▸ **Task item**
Your copy should match the records below word for word and contain no pictures.

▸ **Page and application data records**

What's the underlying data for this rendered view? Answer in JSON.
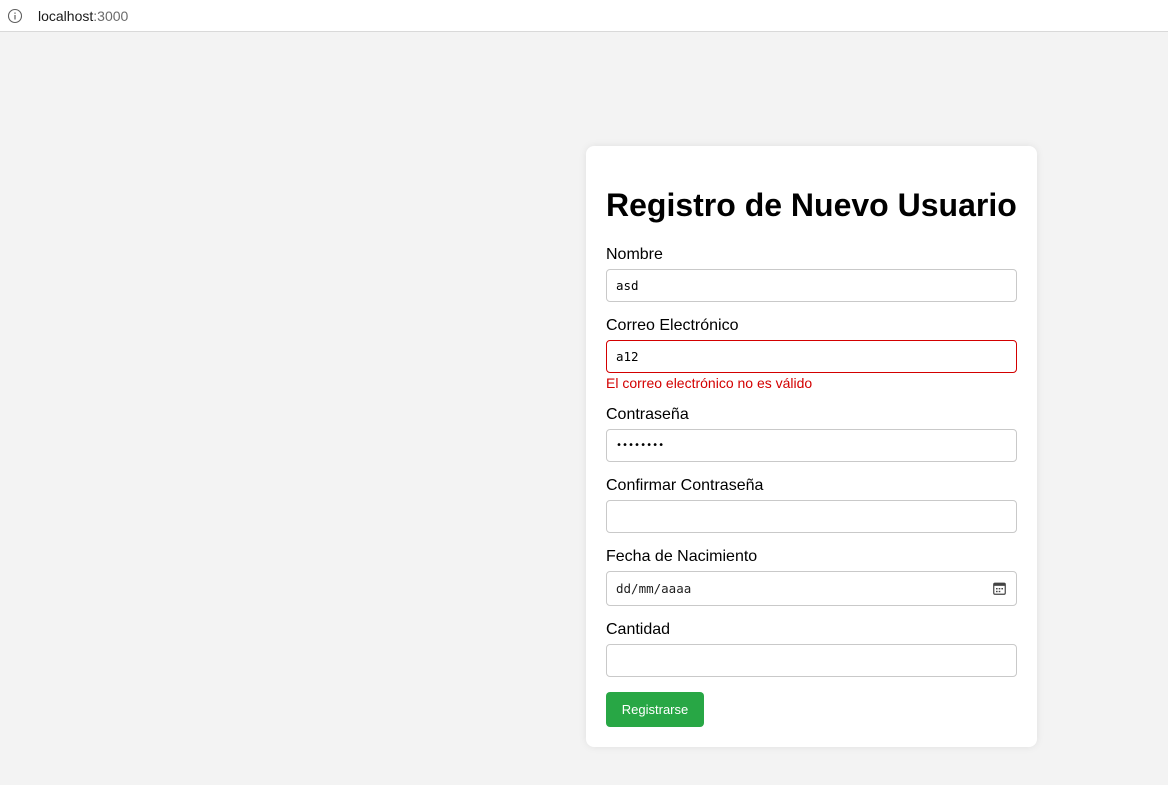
{
  "browser": {
    "url_host": "localhost",
    "url_port": ":3000",
    "info_icon": "info-icon"
  },
  "form": {
    "title": "Registro de Nuevo Usuario",
    "fields": {
      "name": {
        "label": "Nombre",
        "value": "asd"
      },
      "email": {
        "label": "Correo Electrónico",
        "value": "a12",
        "error": "El correo electrónico no es válido",
        "error_color": "#d30000"
      },
      "password": {
        "label": "Contraseña",
        "value": "••••••••"
      },
      "confirm_password": {
        "label": "Confirmar Contraseña",
        "value": ""
      },
      "birthdate": {
        "label": "Fecha de Nacimiento",
        "placeholder": "dd/mm/aaaa",
        "icon": "calendar-icon"
      },
      "quantity": {
        "label": "Cantidad",
        "value": ""
      }
    },
    "submit_label": "Registrarse",
    "submit_color": "#28a745"
  }
}
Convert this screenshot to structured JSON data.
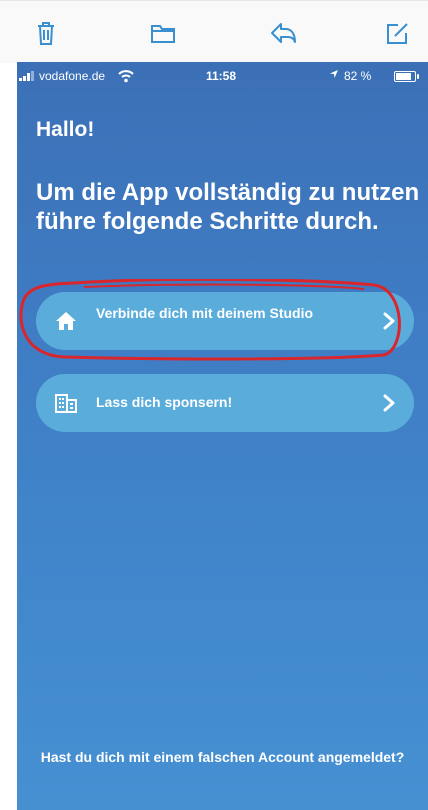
{
  "toolbar": {
    "icons": [
      "trash-icon",
      "folder-icon",
      "reply-icon",
      "compose-icon"
    ]
  },
  "statusbar": {
    "carrier": "vodafone.de",
    "time": "11:58",
    "battery": "82 %",
    "battery_level": 0.82
  },
  "main": {
    "greeting": "Hallo!",
    "headline": "Um die App vollständig zu nutzen führe folgende Schritte durch.",
    "steps": [
      {
        "label": "Verbinde dich mit deinem Studio",
        "icon": "home-icon",
        "highlighted": true
      },
      {
        "label": "Lass dich sponsern!",
        "icon": "building-icon",
        "highlighted": false
      }
    ],
    "footer": "Hast du dich mit einem falschen Account angemeldet?"
  },
  "colors": {
    "accent": "#3a8fd0",
    "card": "#5aacdb",
    "highlight": "#d9262c"
  }
}
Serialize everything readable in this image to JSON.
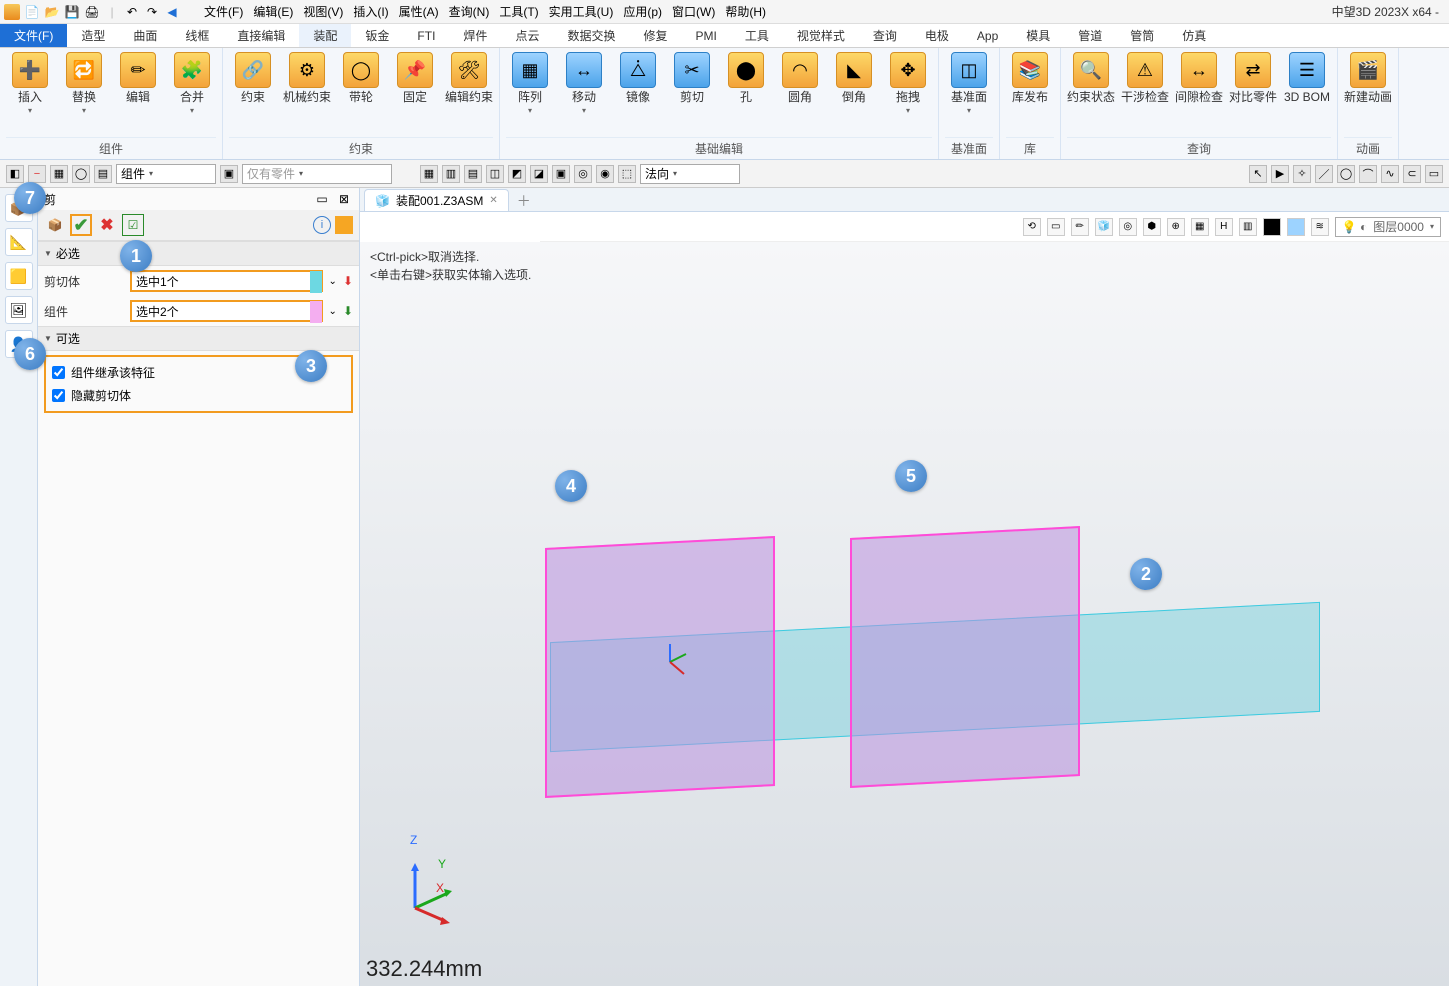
{
  "app_title": "中望3D 2023X x64 -",
  "menus": [
    "文件(F)",
    "编辑(E)",
    "视图(V)",
    "插入(I)",
    "属性(A)",
    "查询(N)",
    "工具(T)",
    "实用工具(U)",
    "应用(p)",
    "窗口(W)",
    "帮助(H)"
  ],
  "ribbon_tabs": [
    "文件(F)",
    "造型",
    "曲面",
    "线框",
    "直接编辑",
    "装配",
    "钣金",
    "FTI",
    "焊件",
    "点云",
    "数据交换",
    "修复",
    "PMI",
    "工具",
    "视觉样式",
    "查询",
    "电极",
    "App",
    "模具",
    "管道",
    "管筒",
    "仿真"
  ],
  "ribbon_active_index": 5,
  "ribbon_groups": [
    {
      "name": "组件",
      "btns": [
        "插入",
        "替换",
        "编辑",
        "合并"
      ]
    },
    {
      "name": "约束",
      "btns": [
        "约束",
        "机械约束",
        "带轮",
        "固定",
        "编辑约束"
      ]
    },
    {
      "name": "基础编辑",
      "btns": [
        "阵列",
        "移动",
        "镜像",
        "剪切",
        "孔",
        "圆角",
        "倒角",
        "拖拽"
      ]
    },
    {
      "name": "基准面",
      "btns": [
        "基准面"
      ]
    },
    {
      "name": "库",
      "btns": [
        "库发布"
      ]
    },
    {
      "name": "查询",
      "btns": [
        "约束状态",
        "干涉检查",
        "间隙检查",
        "对比零件",
        "3D BOM"
      ]
    },
    {
      "name": "动画",
      "btns": [
        "新建动画"
      ]
    }
  ],
  "toolbar2": {
    "mode_combo": "组件",
    "filter_combo": "仅有零件",
    "direction_combo": "法向"
  },
  "panel": {
    "title_short": "剪",
    "sect_required": "必选",
    "sect_optional": "可选",
    "rows": {
      "cutbody_label": "剪切体",
      "cutbody_value": "选中1个",
      "component_label": "组件",
      "component_value": "选中2个"
    },
    "options": {
      "inherit": "组件继承该特征",
      "hide": "隐藏剪切体"
    }
  },
  "doc_tab": "装配001.Z3ASM",
  "layer_combo": "图层0000",
  "hint_line1": "<Ctrl-pick>取消选择.",
  "hint_line2": "<单击右键>获取实体输入选项.",
  "measurement": "332.244mm",
  "axis": {
    "z": "Z",
    "y": "Y",
    "x": "X"
  },
  "callouts": [
    "1",
    "2",
    "3",
    "4",
    "5",
    "6",
    "7"
  ]
}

▸ **Answer for the task**
What's the underlying data for this rendered view? Answer in JSON.
{
  "browser": {
    "url_host": "localhost",
    "url_port": ":3000",
    "info_icon": "info-icon"
  },
  "form": {
    "title": "Registro de Nuevo Usuario",
    "fields": {
      "name": {
        "label": "Nombre",
        "value": "asd"
      },
      "email": {
        "label": "Correo Electrónico",
        "value": "a12",
        "error": "El correo electrónico no es válido",
        "error_color": "#d30000"
      },
      "password": {
        "label": "Contraseña",
        "value": "••••••••"
      },
      "confirm_password": {
        "label": "Confirmar Contraseña",
        "value": ""
      },
      "birthdate": {
        "label": "Fecha de Nacimiento",
        "placeholder": "dd/mm/aaaa",
        "icon": "calendar-icon"
      },
      "quantity": {
        "label": "Cantidad",
        "value": ""
      }
    },
    "submit_label": "Registrarse",
    "submit_color": "#28a745"
  }
}
Convert this screenshot to structured JSON data.
{
  "toolbar": {
    "icons": [
      "trash-icon",
      "folder-icon",
      "reply-icon",
      "compose-icon"
    ]
  },
  "statusbar": {
    "carrier": "vodafone.de",
    "time": "11:58",
    "battery": "82 %",
    "battery_level": 0.82
  },
  "main": {
    "greeting": "Hallo!",
    "headline": "Um die App vollständig zu nutzen führe folgende Schritte durch.",
    "steps": [
      {
        "label": "Verbinde dich mit deinem Studio",
        "icon": "home-icon",
        "highlighted": true
      },
      {
        "label": "Lass dich sponsern!",
        "icon": "building-icon",
        "highlighted": false
      }
    ],
    "footer": "Hast du dich mit einem falschen Account angemeldet?"
  },
  "colors": {
    "accent": "#3a8fd0",
    "card": "#5aacdb",
    "highlight": "#d9262c"
  }
}
Serialize everything readable in this image to JSON.
{
  "app_title": "中望3D 2023X x64 -",
  "menus": [
    "文件(F)",
    "编辑(E)",
    "视图(V)",
    "插入(I)",
    "属性(A)",
    "查询(N)",
    "工具(T)",
    "实用工具(U)",
    "应用(p)",
    "窗口(W)",
    "帮助(H)"
  ],
  "ribbon_tabs": [
    "文件(F)",
    "造型",
    "曲面",
    "线框",
    "直接编辑",
    "装配",
    "钣金",
    "FTI",
    "焊件",
    "点云",
    "数据交换",
    "修复",
    "PMI",
    "工具",
    "视觉样式",
    "查询",
    "电极",
    "App",
    "模具",
    "管道",
    "管筒",
    "仿真"
  ],
  "ribbon_active_index": 5,
  "ribbon_groups": [
    {
      "name": "组件",
      "btns": [
        "插入",
        "替换",
        "编辑",
        "合并"
      ]
    },
    {
      "name": "约束",
      "btns": [
        "约束",
        "机械约束",
        "带轮",
        "固定",
        "编辑约束"
      ]
    },
    {
      "name": "基础编辑",
      "btns": [
        "阵列",
        "移动",
        "镜像",
        "剪切",
        "孔",
        "圆角",
        "倒角",
        "拖拽"
      ]
    },
    {
      "name": "基准面",
      "btns": [
        "基准面"
      ]
    },
    {
      "name": "库",
      "btns": [
        "库发布"
      ]
    },
    {
      "name": "查询",
      "btns": [
        "约束状态",
        "干涉检查",
        "间隙检查",
        "对比零件",
        "3D BOM"
      ]
    },
    {
      "name": "动画",
      "btns": [
        "新建动画"
      ]
    }
  ],
  "toolbar2": {
    "mode_combo": "组件",
    "filter_combo": "仅有零件",
    "direction_combo": "法向"
  },
  "panel": {
    "title_short": "剪",
    "sect_required": "必选",
    "sect_optional": "可选",
    "rows": {
      "cutbody_label": "剪切体",
      "cutbody_value": "选中1个",
      "component_label": "组件",
      "component_value": "选中2个"
    },
    "options": {
      "inherit": "组件继承该特征",
      "hide": "隐藏剪切体"
    }
  },
  "doc_tab": "装配001.Z3ASM",
  "layer_combo": "图层0000",
  "hint_line1": "<Ctrl-pick>取消选择.",
  "hint_line2": "<单击右键>获取实体输入选项.",
  "measurement": "332.244mm",
  "axis": {
    "z": "Z",
    "y": "Y",
    "x": "X"
  },
  "callouts": [
    "1",
    "2",
    "3",
    "4",
    "5",
    "6",
    "7"
  ]
}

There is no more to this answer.